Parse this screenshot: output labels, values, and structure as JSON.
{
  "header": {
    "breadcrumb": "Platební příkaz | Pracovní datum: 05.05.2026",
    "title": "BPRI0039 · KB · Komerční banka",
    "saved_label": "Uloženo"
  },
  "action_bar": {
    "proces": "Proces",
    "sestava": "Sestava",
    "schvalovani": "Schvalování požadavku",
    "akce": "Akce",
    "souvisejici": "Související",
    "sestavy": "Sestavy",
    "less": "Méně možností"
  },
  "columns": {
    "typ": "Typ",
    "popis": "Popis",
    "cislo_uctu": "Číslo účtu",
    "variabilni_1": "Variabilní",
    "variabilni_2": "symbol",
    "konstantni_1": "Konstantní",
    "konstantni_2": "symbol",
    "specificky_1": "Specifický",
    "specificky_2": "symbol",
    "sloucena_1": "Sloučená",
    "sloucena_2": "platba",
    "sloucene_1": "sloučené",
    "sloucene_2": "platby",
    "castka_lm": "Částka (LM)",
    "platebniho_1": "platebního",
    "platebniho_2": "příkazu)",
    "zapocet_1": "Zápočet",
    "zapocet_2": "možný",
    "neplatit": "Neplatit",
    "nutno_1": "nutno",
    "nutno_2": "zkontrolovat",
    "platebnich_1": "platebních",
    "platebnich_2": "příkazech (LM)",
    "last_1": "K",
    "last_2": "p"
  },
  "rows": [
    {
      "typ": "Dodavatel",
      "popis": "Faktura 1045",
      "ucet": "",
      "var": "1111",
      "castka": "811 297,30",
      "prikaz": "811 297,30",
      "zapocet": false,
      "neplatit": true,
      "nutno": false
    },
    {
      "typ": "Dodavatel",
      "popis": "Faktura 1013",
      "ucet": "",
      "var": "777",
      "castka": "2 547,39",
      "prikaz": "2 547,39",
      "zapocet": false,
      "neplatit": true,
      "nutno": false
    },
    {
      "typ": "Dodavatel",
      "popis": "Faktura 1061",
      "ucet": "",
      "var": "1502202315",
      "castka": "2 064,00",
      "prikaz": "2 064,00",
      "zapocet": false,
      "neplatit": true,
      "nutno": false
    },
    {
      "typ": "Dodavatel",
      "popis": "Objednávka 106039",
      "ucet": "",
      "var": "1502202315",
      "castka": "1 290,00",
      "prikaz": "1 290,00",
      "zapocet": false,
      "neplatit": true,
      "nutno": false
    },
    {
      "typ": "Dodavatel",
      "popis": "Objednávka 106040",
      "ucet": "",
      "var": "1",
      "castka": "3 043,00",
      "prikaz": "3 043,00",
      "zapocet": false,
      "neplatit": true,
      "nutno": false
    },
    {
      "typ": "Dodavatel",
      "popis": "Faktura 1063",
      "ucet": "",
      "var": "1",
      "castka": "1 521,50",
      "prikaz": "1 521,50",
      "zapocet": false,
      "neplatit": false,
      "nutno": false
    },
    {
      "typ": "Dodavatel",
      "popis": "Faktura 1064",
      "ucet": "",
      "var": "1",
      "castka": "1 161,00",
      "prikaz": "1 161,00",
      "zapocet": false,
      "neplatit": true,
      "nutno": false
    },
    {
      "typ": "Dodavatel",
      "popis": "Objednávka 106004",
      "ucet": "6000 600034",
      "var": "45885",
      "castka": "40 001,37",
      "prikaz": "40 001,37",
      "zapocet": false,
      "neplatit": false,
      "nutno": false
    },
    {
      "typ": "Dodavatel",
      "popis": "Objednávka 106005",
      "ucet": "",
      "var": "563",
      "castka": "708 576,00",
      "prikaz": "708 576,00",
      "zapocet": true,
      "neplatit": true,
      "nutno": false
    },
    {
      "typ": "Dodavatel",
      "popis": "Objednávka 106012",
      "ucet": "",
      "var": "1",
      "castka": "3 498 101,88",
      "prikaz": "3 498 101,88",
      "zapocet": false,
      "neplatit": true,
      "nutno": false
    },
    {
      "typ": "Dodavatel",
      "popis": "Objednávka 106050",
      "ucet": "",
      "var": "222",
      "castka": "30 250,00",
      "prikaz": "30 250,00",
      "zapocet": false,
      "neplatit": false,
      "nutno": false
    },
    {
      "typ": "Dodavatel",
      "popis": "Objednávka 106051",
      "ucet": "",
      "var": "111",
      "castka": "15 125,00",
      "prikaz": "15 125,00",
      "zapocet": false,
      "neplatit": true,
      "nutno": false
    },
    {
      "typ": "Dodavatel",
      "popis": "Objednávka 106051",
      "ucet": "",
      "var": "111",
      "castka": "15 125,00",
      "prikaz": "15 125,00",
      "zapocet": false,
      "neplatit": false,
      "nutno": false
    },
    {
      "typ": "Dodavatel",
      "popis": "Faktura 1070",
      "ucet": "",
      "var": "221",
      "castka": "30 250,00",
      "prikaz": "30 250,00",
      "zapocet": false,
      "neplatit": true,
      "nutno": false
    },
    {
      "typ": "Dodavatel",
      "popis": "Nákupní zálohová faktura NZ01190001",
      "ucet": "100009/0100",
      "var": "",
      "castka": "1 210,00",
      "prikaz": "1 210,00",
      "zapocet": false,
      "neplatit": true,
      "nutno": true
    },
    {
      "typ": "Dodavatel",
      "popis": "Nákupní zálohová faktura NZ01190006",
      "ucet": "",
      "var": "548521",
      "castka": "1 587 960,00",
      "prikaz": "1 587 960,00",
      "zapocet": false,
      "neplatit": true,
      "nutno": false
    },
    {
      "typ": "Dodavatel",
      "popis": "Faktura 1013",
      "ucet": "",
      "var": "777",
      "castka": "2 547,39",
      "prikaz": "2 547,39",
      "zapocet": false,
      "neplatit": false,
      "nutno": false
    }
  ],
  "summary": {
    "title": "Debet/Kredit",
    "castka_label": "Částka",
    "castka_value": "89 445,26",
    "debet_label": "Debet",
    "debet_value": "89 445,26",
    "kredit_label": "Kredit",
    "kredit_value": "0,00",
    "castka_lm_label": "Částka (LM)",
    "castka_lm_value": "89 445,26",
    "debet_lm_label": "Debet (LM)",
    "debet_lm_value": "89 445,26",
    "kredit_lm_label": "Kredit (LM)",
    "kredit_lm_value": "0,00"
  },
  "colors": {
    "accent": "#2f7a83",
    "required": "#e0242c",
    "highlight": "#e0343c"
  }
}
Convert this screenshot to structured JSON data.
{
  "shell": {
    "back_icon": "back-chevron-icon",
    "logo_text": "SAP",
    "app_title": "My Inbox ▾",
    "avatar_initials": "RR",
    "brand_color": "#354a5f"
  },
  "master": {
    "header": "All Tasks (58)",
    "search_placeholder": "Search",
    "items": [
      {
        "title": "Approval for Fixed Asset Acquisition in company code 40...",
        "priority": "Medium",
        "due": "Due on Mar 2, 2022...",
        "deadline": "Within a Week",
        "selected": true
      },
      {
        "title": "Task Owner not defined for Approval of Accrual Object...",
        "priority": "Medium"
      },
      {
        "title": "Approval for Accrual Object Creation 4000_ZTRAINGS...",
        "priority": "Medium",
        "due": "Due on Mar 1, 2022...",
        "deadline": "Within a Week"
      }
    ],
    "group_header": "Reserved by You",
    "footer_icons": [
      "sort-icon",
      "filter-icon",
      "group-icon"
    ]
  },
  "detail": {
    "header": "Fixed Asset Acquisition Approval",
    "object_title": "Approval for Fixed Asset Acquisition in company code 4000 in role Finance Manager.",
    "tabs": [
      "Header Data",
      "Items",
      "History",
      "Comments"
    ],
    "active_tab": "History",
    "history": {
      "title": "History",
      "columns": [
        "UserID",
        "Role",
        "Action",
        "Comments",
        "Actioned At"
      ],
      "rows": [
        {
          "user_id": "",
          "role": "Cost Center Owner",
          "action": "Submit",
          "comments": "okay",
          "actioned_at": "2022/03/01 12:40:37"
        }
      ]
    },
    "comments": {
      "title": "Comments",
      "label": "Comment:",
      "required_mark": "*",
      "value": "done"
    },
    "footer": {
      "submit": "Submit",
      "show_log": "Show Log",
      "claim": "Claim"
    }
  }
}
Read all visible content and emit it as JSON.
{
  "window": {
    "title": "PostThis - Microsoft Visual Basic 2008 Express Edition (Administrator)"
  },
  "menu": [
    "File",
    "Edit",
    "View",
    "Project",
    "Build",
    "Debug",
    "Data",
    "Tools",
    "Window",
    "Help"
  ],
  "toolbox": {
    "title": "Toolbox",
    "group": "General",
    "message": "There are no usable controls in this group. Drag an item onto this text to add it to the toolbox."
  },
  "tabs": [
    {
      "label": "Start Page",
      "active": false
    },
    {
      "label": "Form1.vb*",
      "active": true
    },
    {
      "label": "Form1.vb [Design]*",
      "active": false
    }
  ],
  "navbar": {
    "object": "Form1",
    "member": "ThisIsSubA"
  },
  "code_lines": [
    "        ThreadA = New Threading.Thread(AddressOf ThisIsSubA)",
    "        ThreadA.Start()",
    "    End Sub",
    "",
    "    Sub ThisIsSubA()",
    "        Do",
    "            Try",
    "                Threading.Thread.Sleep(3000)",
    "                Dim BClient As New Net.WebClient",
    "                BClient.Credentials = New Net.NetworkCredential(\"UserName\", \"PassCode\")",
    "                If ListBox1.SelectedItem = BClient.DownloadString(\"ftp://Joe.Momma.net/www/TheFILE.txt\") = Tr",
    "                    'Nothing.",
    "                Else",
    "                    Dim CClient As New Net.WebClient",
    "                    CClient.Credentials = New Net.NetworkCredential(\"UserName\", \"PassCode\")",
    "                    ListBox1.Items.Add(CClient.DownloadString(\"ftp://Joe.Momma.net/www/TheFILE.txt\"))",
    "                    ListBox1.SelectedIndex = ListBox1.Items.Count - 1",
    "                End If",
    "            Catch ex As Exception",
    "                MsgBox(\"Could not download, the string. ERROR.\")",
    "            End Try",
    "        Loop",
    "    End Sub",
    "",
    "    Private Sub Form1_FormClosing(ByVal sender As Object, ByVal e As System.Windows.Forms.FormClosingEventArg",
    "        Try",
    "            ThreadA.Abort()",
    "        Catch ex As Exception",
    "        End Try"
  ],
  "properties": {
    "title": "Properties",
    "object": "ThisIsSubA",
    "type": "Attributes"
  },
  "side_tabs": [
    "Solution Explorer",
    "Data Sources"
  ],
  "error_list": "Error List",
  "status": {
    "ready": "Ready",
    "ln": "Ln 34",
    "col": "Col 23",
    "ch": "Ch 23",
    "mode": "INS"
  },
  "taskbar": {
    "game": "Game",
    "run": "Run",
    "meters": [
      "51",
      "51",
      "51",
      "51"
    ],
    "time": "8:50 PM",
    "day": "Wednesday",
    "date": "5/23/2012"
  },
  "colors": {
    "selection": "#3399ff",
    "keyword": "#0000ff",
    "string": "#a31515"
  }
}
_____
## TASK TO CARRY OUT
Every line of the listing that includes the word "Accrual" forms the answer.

## RESPONSE AREA
        "title": "Task Owner not defined for Approval of Accrual Object...",
        "title": "Approval for Accrual Object Creation 4000_ZTRAINGS...",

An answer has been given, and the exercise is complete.